ENTRIES SUPPLIED START

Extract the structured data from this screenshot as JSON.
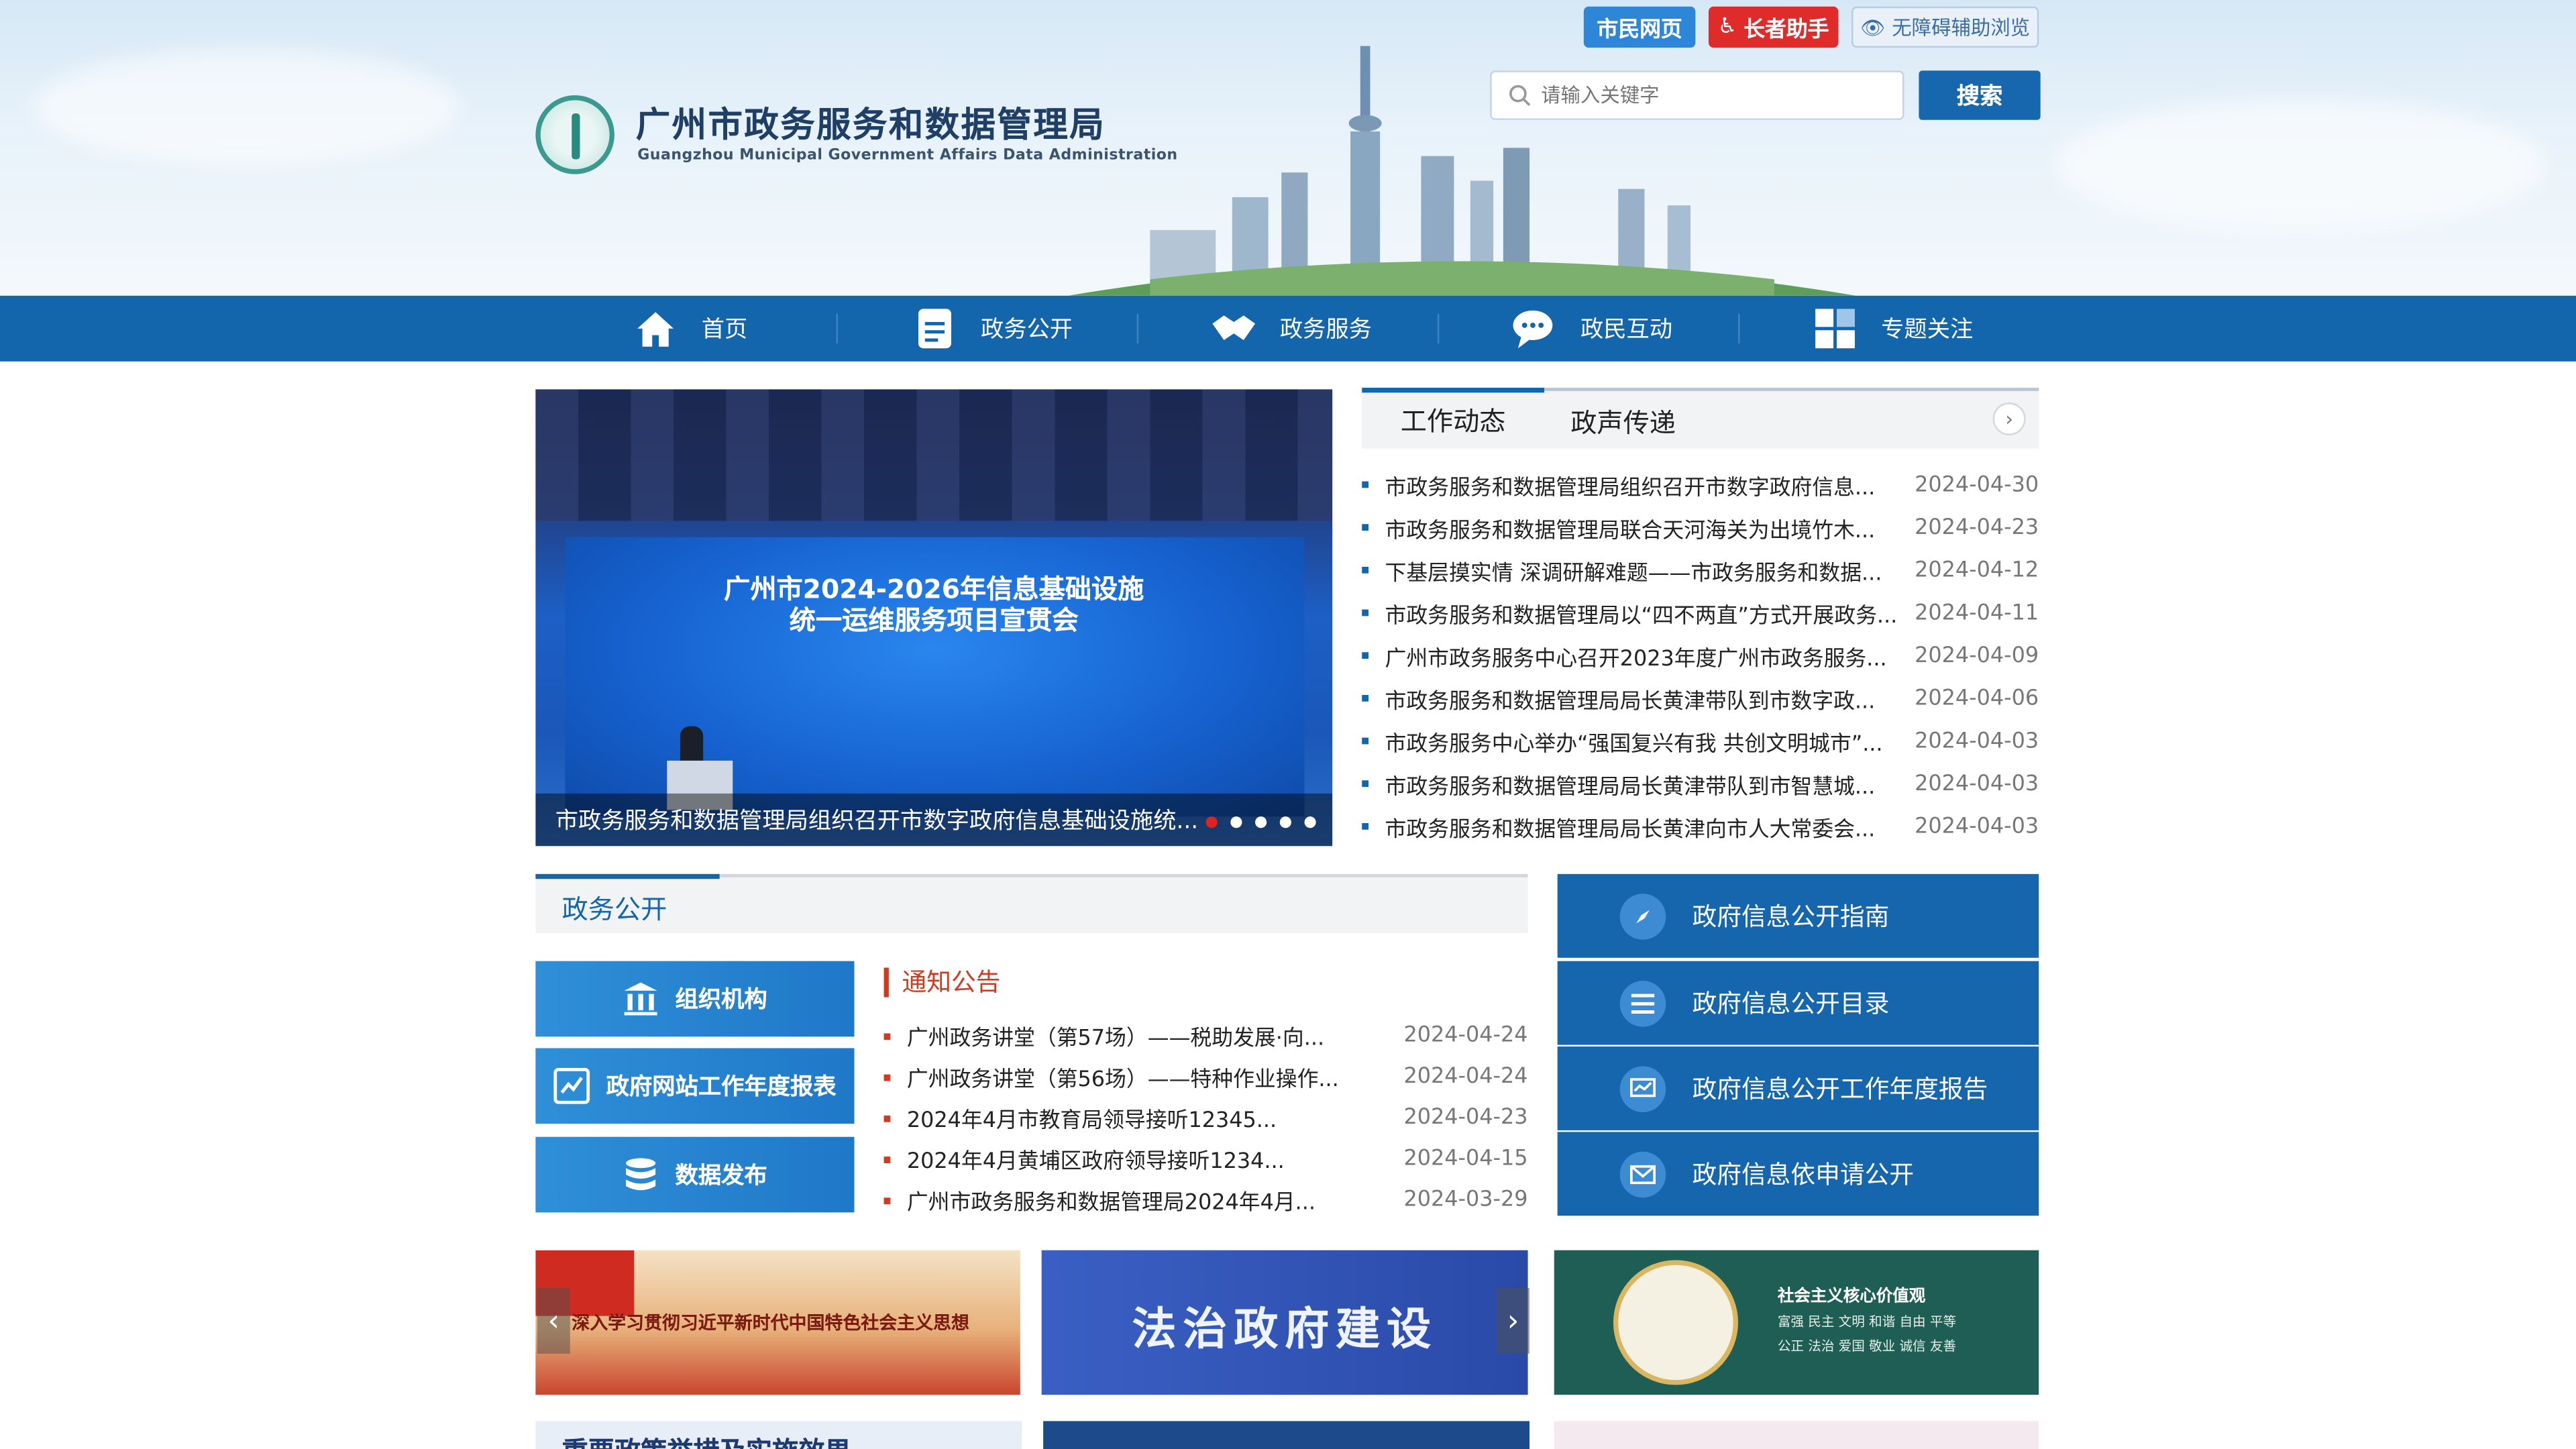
{
  "header": {
    "title": "广州市政务服务和数据管理局",
    "subtitle": "Guangzhou Municipal Government Affairs Data Administration",
    "top_buttons": [
      "市民网页",
      "长者助手",
      "无障碍辅助浏览"
    ],
    "search_placeholder": "请输入关键字",
    "search_button": "搜索"
  },
  "nav": [
    "首页",
    "政务公开",
    "政务服务",
    "政民互动",
    "专题关注"
  ],
  "carousel": {
    "screen_title_line1": "广州市2024-2026年信息基础设施",
    "screen_title_line2": "统一运维服务项目宣贯会",
    "caption": "市政务服务和数据管理局组织召开市数字政府信息基础设施统..."
  },
  "news_tabs": [
    "工作动态",
    "政声传递"
  ],
  "news": [
    {
      "title": "市政务服务和数据管理局组织召开市数字政府信息...",
      "date": "2024-04-30"
    },
    {
      "title": "市政务服务和数据管理局联合天河海关为出境竹木...",
      "date": "2024-04-23"
    },
    {
      "title": "下基层摸实情 深调研解难题——市政务服务和数据...",
      "date": "2024-04-12"
    },
    {
      "title": "市政务服务和数据管理局以“四不两直”方式开展政务...",
      "date": "2024-04-11"
    },
    {
      "title": "广州市政务服务中心召开2023年度广州市政务服务...",
      "date": "2024-04-09"
    },
    {
      "title": "市政务服务和数据管理局局长黄津带队到市数字政...",
      "date": "2024-04-06"
    },
    {
      "title": "市政务服务中心举办“强国复兴有我 共创文明城市”...",
      "date": "2024-04-03"
    },
    {
      "title": "市政务服务和数据管理局局长黄津带队到市智慧城...",
      "date": "2024-04-03"
    },
    {
      "title": "市政务服务和数据管理局局长黄津向市人大常委会...",
      "date": "2024-04-03"
    }
  ],
  "gov_open": {
    "title": "政务公开",
    "quick_buttons": [
      "组织机构",
      "政府网站工作年度报表",
      "数据发布"
    ],
    "notice_title": "通知公告",
    "notices": [
      {
        "title": "广州政务讲堂（第57场）——税助发展·向...",
        "date": "2024-04-24"
      },
      {
        "title": "广州政务讲堂（第56场）——特种作业操作...",
        "date": "2024-04-24"
      },
      {
        "title": "2024年4月市教育局领导接听12345...",
        "date": "2024-04-23"
      },
      {
        "title": "2024年4月黄埔区政府领导接听1234...",
        "date": "2024-04-15"
      },
      {
        "title": "广州市政务服务和数据管理局2024年4月...",
        "date": "2024-03-29"
      }
    ]
  },
  "right_links": [
    "政府信息公开指南",
    "政府信息公开目录",
    "政府信息公开工作年度报告",
    "政府信息依申请公开"
  ],
  "banners": {
    "b1": "深入学习贯彻习近平新时代中国特色社会主义思想",
    "b2": "法治政府建设",
    "b3_title": "社会主义核心价值观",
    "b3_lines": "富强 民主 文明 和谐 自由 平等 公正 法治 爱国 敬业 诚信 友善",
    "bottom1": "重要政策举措及实施效果"
  }
}
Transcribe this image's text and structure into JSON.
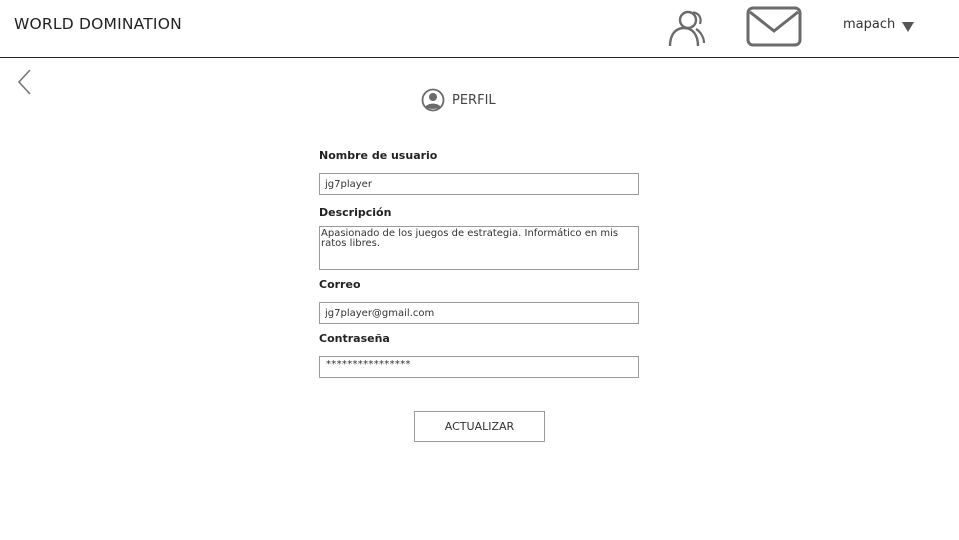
{
  "header": {
    "app_title": "WORLD DOMINATION",
    "username": "mapach"
  },
  "page": {
    "title": "PERFIL"
  },
  "form": {
    "username_label": "Nombre de usuario",
    "username_value": "jg7player",
    "description_label": "Descripción",
    "description_value": "Apasionado de los juegos de estrategia. Informático en mis ratos libres.",
    "email_label": "Correo",
    "email_value": "jg7player@gmail.com",
    "password_label": "Contraseña",
    "password_value": "****************",
    "submit_label": "ACTUALIZAR"
  },
  "icons": {
    "friends": "users-icon",
    "messages": "mail-icon",
    "menu": "caret-down-icon",
    "back": "chevron-left-icon",
    "profile": "user-circle-icon"
  },
  "colors": {
    "icon_gray": "#6b6b6b",
    "border": "#9a9a9a",
    "text": "#333333"
  }
}
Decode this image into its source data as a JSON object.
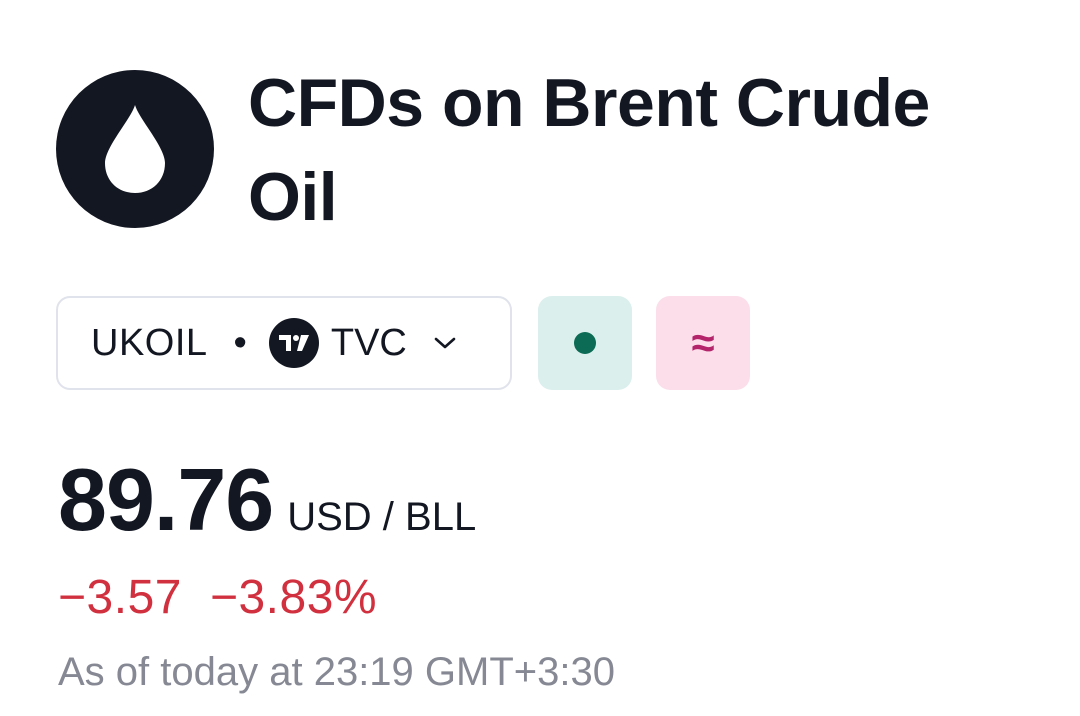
{
  "header": {
    "title": "CFDs on Brent Crude Oil",
    "logo_icon": "oil-drop-icon"
  },
  "symbol": {
    "ticker": "UKOIL",
    "separator": "•",
    "exchange_badge_icon": "tradingview-icon",
    "exchange_badge_text": "TV",
    "exchange": "TVC",
    "dropdown_icon": "chevron-down-icon"
  },
  "status": {
    "market_icon": "market-open-dot-icon",
    "delay_icon": "approximately-icon",
    "delay_glyph": "≈",
    "colors": {
      "market_bg": "#dbefec",
      "market_dot": "#0b6b54",
      "delay_bg": "#fbdeea",
      "delay_fg": "#b3246b"
    }
  },
  "quote": {
    "price": "89.76",
    "unit": "USD / BLL",
    "change": "−3.57",
    "change_percent": "−3.83%",
    "timestamp": "As of today at 23:19 GMT+3:30",
    "colors": {
      "negative": "#d1313f",
      "muted": "#868993"
    }
  }
}
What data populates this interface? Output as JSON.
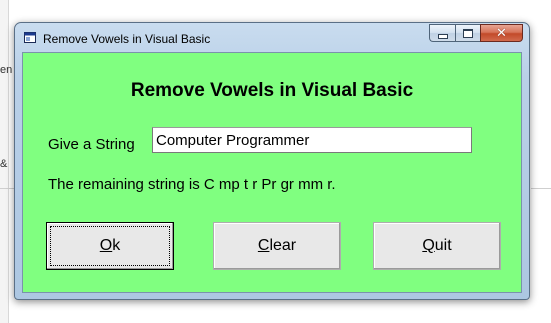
{
  "window": {
    "title": "Remove Vowels in Visual Basic"
  },
  "form": {
    "heading": "Remove Vowels in Visual Basic",
    "input_label": "Give a String",
    "input_value": "Computer Programmer",
    "result_text": "The remaining string is C mp t r Pr gr mm r."
  },
  "buttons": {
    "ok": {
      "mnemonic": "O",
      "rest": "k"
    },
    "clear": {
      "mnemonic": "C",
      "rest": "lear"
    },
    "quit": {
      "mnemonic": "Q",
      "rest": "uit"
    }
  },
  "background": {
    "fragment_top": "en",
    "fragment_mid": "&"
  },
  "colors": {
    "client_bg": "#80ff80",
    "close_button": "#c24a2a"
  },
  "icons": {
    "app": "vb-form-icon",
    "minimize": "minimize-icon",
    "maximize": "maximize-icon",
    "close": "close-icon"
  }
}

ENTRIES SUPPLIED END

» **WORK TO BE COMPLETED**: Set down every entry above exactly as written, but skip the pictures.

» **SOLVED EXERCISE**:
Extract the structured data from this screenshot as JSON.
{
  "header": {
    "title": "广州市政务服务和数据管理局",
    "subtitle": "Guangzhou Municipal Government Affairs Data Administration",
    "top_buttons": [
      "市民网页",
      "长者助手",
      "无障碍辅助浏览"
    ],
    "search_placeholder": "请输入关键字",
    "search_button": "搜索"
  },
  "nav": [
    "首页",
    "政务公开",
    "政务服务",
    "政民互动",
    "专题关注"
  ],
  "carousel": {
    "screen_title_line1": "广州市2024-2026年信息基础设施",
    "screen_title_line2": "统一运维服务项目宣贯会",
    "caption": "市政务服务和数据管理局组织召开市数字政府信息基础设施统..."
  },
  "news_tabs": [
    "工作动态",
    "政声传递"
  ],
  "news": [
    {
      "title": "市政务服务和数据管理局组织召开市数字政府信息...",
      "date": "2024-04-30"
    },
    {
      "title": "市政务服务和数据管理局联合天河海关为出境竹木...",
      "date": "2024-04-23"
    },
    {
      "title": "下基层摸实情 深调研解难题——市政务服务和数据...",
      "date": "2024-04-12"
    },
    {
      "title": "市政务服务和数据管理局以“四不两直”方式开展政务...",
      "date": "2024-04-11"
    },
    {
      "title": "广州市政务服务中心召开2023年度广州市政务服务...",
      "date": "2024-04-09"
    },
    {
      "title": "市政务服务和数据管理局局长黄津带队到市数字政...",
      "date": "2024-04-06"
    },
    {
      "title": "市政务服务中心举办“强国复兴有我 共创文明城市”...",
      "date": "2024-04-03"
    },
    {
      "title": "市政务服务和数据管理局局长黄津带队到市智慧城...",
      "date": "2024-04-03"
    },
    {
      "title": "市政务服务和数据管理局局长黄津向市人大常委会...",
      "date": "2024-04-03"
    }
  ],
  "gov_open": {
    "title": "政务公开",
    "quick_buttons": [
      "组织机构",
      "政府网站工作年度报表",
      "数据发布"
    ],
    "notice_title": "通知公告",
    "notices": [
      {
        "title": "广州政务讲堂（第57场）——税助发展·向...",
        "date": "2024-04-24"
      },
      {
        "title": "广州政务讲堂（第56场）——特种作业操作...",
        "date": "2024-04-24"
      },
      {
        "title": "2024年4月市教育局领导接听12345...",
        "date": "2024-04-23"
      },
      {
        "title": "2024年4月黄埔区政府领导接听1234...",
        "date": "2024-04-15"
      },
      {
        "title": "广州市政务服务和数据管理局2024年4月...",
        "date": "2024-03-29"
      }
    ]
  },
  "right_links": [
    "政府信息公开指南",
    "政府信息公开目录",
    "政府信息公开工作年度报告",
    "政府信息依申请公开"
  ],
  "banners": {
    "b1": "深入学习贯彻习近平新时代中国特色社会主义思想",
    "b2": "法治政府建设",
    "b3_title": "社会主义核心价值观",
    "b3_lines": "富强 民主 文明 和谐 自由 平等 公正 法治 爱国 敬业 诚信 友善",
    "bottom1": "重要政策举措及实施效果"
  }
}
Transcribe this image's text and structure into JSON.
{
  "header": {
    "app_title": "WORLD DOMINATION",
    "username": "mapach"
  },
  "page": {
    "title": "PERFIL"
  },
  "form": {
    "username_label": "Nombre de usuario",
    "username_value": "jg7player",
    "description_label": "Descripción",
    "description_value": "Apasionado de los juegos de estrategia. Informático en mis ratos libres.",
    "email_label": "Correo",
    "email_value": "jg7player@gmail.com",
    "password_label": "Contraseña",
    "password_value": "****************",
    "submit_label": "ACTUALIZAR"
  },
  "icons": {
    "friends": "users-icon",
    "messages": "mail-icon",
    "menu": "caret-down-icon",
    "back": "chevron-left-icon",
    "profile": "user-circle-icon"
  },
  "colors": {
    "icon_gray": "#6b6b6b",
    "border": "#9a9a9a",
    "text": "#333333"
  }
}
Decode this image into its source data as a JSON object.
{
  "header": {
    "title": "CFDs on Brent Crude Oil",
    "logo_icon": "oil-drop-icon"
  },
  "symbol": {
    "ticker": "UKOIL",
    "separator": "•",
    "exchange_badge_icon": "tradingview-icon",
    "exchange_badge_text": "TV",
    "exchange": "TVC",
    "dropdown_icon": "chevron-down-icon"
  },
  "status": {
    "market_icon": "market-open-dot-icon",
    "delay_icon": "approximately-icon",
    "delay_glyph": "≈",
    "colors": {
      "market_bg": "#dbefec",
      "market_dot": "#0b6b54",
      "delay_bg": "#fbdeea",
      "delay_fg": "#b3246b"
    }
  },
  "quote": {
    "price": "89.76",
    "unit": "USD / BLL",
    "change": "−3.57",
    "change_percent": "−3.83%",
    "timestamp": "As of today at 23:19 GMT+3:30",
    "colors": {
      "negative": "#d1313f",
      "muted": "#868993"
    }
  }
}
What data populates this interface? Output as JSON.
{
  "window": {
    "title": "Remove Vowels in Visual Basic"
  },
  "form": {
    "heading": "Remove Vowels in Visual Basic",
    "input_label": "Give a String",
    "input_value": "Computer Programmer",
    "result_text": "The remaining string is C mp t r Pr gr mm r."
  },
  "buttons": {
    "ok": {
      "mnemonic": "O",
      "rest": "k"
    },
    "clear": {
      "mnemonic": "C",
      "rest": "lear"
    },
    "quit": {
      "mnemonic": "Q",
      "rest": "uit"
    }
  },
  "background": {
    "fragment_top": "en",
    "fragment_mid": "&"
  },
  "colors": {
    "client_bg": "#80ff80",
    "close_button": "#c24a2a"
  },
  "icons": {
    "app": "vb-form-icon",
    "minimize": "minimize-icon",
    "maximize": "maximize-icon",
    "close": "close-icon"
  }
}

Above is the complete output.